MOELIS & COMPANY 399 PARK AVENUE, 5TH FLOOR NEW YORK, NY 10022    VOTE BY INTERNET—www.proxyvote.com Use the Internet to transmit your voting instructions and for electronic delivery of information. Vote by 11:59 P.M. ET on 06/04/2019. Have your proxy card in hand when you access the web site and follow the instructions to obtain your records and to create an electronic voting instruction form. ELECTRONIC DELIVERY OF FUTURE PROXY MATERIALS If you would like to reduce the costs incurred by our company in mailing proxy materials, you can consent to receiving all future proxy statements, proxy cards and annual reports electronically via e-mail or the Internet. To sign up for electronic delivery, please follow the instructions above to vote using the Internet and, when prompted, indicate that you agree to receive or access proxy materials electronically in future years. VOTE BY PHONE—1-800-690-6903 Use any touch-tone telephone to transmit your voting instructions. Vote by 11:59 P.M. ET on 06/04/2019. Have your proxy card in hand when you call and then follow the instructions. VOTE BY MAIL Mark, sign and date your proxy card and return it in the postage-paid envelope we have provided or return it to Vote Processing, c/o Broadridge, 51 Mercedes Way, Edgewood, NY 11717.    TO VOTE, MARK BLOCKS BELOW IN BLUE OR BLACK INK AS FOLLOWS: KEEP THIS PORTION FOR YOUR RECORDS    DETACH AND RETURN THIS PORTION ONLY THIS PROXY CARD IS VALID ONLY WHEN SIGNED AND DATED.    The Board of Directors recommends you vote FOR the following:    For Withhold For All All All Except    To withhold authority to vote for any individual nominee(s), mark “For All Except” and write the number(s) of the nominee(s) on the line below.    1. Election of Directors    Nominees    01 Kenneth Moelis 02 Navid Mahmoodzadegan 03 Jeffrey Raich 04 Eric Cantor 05 Elizabeth Crain 06 John A. Allison IV 07 Yolonda Richardson 08 Kenneth L. Shropshire    The Board of Directors recommends you vote FOR proposals 2, 3 and 4. 2. To approve, on an advisory basis, the compensation of our Named Executive Officers. 3. Proposal to ratify the appointment of Deloitte & Touche LLP as the Company’s independent registered public    accounting firm for the fiscal year ending December 31, 2019. 4. In their discretion, upon such other matters that may properly come before meeting or any adjournment or    adjournments thereof.    The shares represented by this proxy when properly executed will be voted in the manner    directed herein by the undersigned stockholder. IF SUCH DIRECTIONS ARE MADE, THIS PROXY WILL BE VOTED FOR THE    ELECTION OF ALL DIRECTOR NOMINEES LISTED IN PROPOSAL 1, FOR PROPOSAL 2 AND FOR PROPOSAL 3.    For Against Abstain    Please sign exactly as your name(s) appear(s) hereon. When signing as attorney, executor, administrator, or other fiduciary, please give full title as such. Joint owners should each sign personally. All holders must sign. If a corporation or partnership, please sign in full corporate or partnership name by authorized officer.    Signature [PLEASE SIGN WITHIN BOX] Date    Signature (Joint Owners) Date    0000420512_1    R1.0.1.18    
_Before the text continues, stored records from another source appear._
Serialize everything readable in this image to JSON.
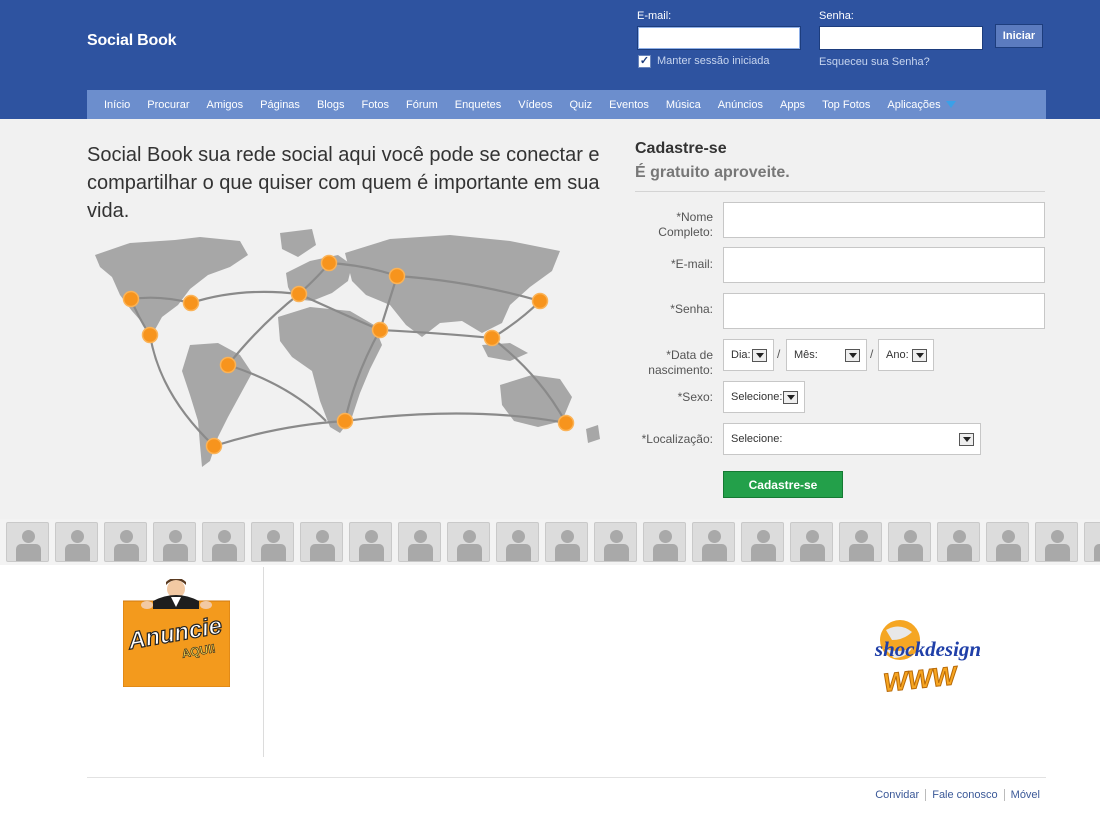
{
  "brand": "Social Book",
  "login": {
    "email_label": "E-mail:",
    "password_label": "Senha:",
    "submit_label": "Iniciar",
    "remember_label": "Manter sessão iniciada",
    "forgot_label": "Esqueceu sua Senha?"
  },
  "nav": {
    "items": [
      "Início",
      "Procurar",
      "Amigos",
      "Páginas",
      "Blogs",
      "Fotos",
      "Fórum",
      "Enquetes",
      "Vídeos",
      "Quiz",
      "Eventos",
      "Música",
      "Anúncios",
      "Apps",
      "Top Fotos",
      "Aplicações"
    ],
    "more_arrow_icon": "triangle-down-icon"
  },
  "headline": "Social Book sua rede social aqui você pode se conectar e compartilhar o que quiser com quem é importante em sua vida.",
  "signup": {
    "title": "Cadastre-se",
    "subtitle": "É gratuito aproveite.",
    "fields": {
      "name_label": "*Nome Completo:",
      "email_label": "*E-mail:",
      "password_label": "*Senha:",
      "birth_label": "*Data de nascimento:",
      "sex_label": "*Sexo:",
      "location_label": "*Localização:"
    },
    "birth": {
      "day": "Dia:",
      "month": "Mês:",
      "year": "Ano:",
      "separator": "/"
    },
    "sex_select": "Selecione:",
    "location_select": "Selecione:",
    "submit_label": "Cadastre-se"
  },
  "ad": {
    "line1": "Anuncie",
    "line2": "AQUI!"
  },
  "sponsor": {
    "name": "shockdesign",
    "tag": "WWW"
  },
  "footer": {
    "links": [
      "Convidar",
      "Fale conosco",
      "Móvel"
    ]
  },
  "colors": {
    "header_bg": "#2e53a0",
    "nav_bg": "#6c8ecd",
    "node_orange": "#f7941d",
    "signup_green": "#23a04a",
    "link_blue": "#3b5998"
  }
}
Table of Contents

LOGO

Important Notice Regarding the Availability of Proxy Materials for the Annual Meeting: The Notice & Proxy Statement, Form 10-K, Folder is/are available at www.proxyvote.com    MOELIS & COMPANY Annual Meeting of Stockholders June 5, 2019 8:30 AM This proxy is solicited by the Board of Directors The stockholder(s) hereby appoint(s) Kenneth Moelis, Elizabeth Crain, Joseph Simon and Osamu Watanabe, or any of them, as proxies, each with the power to appoint (his/her) substitute, and hereby authorize(s) them to represent and to vote, as designated on the reverse side of this ballot, all of the shares of Class A and Class B common stock of Moelis & Company that the stockholder(s) is/are entitled to vote at the Annual Meeting of Stockholders, to be held at 8:30 a.m. (Eastern Time) on June 5, 2019, at the offices of Skadden, Arps, Slate, Meagher & Flom LLP, located at Four Times Square, New York, NY 10036, and any adjournment or postponement thereof. THIS PROXY, WHEN PROPERLY EXECUTED, WILL BE VOTED AS DIRECTED BY THE STOCKHOLDER(S). IF NO SUCH DIRECTIONS ARE MADE, THIS PROXY WILL BE VOTED FOR THE ELECTION OF ALL DIRECTOR NOMINEES LISTED IN PROPOSAL 1, FOR PROPOSAL 2 AND FOR PROPOSAL 3.    Continued and to be signed on reverse side    0000420512_2    R1.0.1.18    

(Back To Top)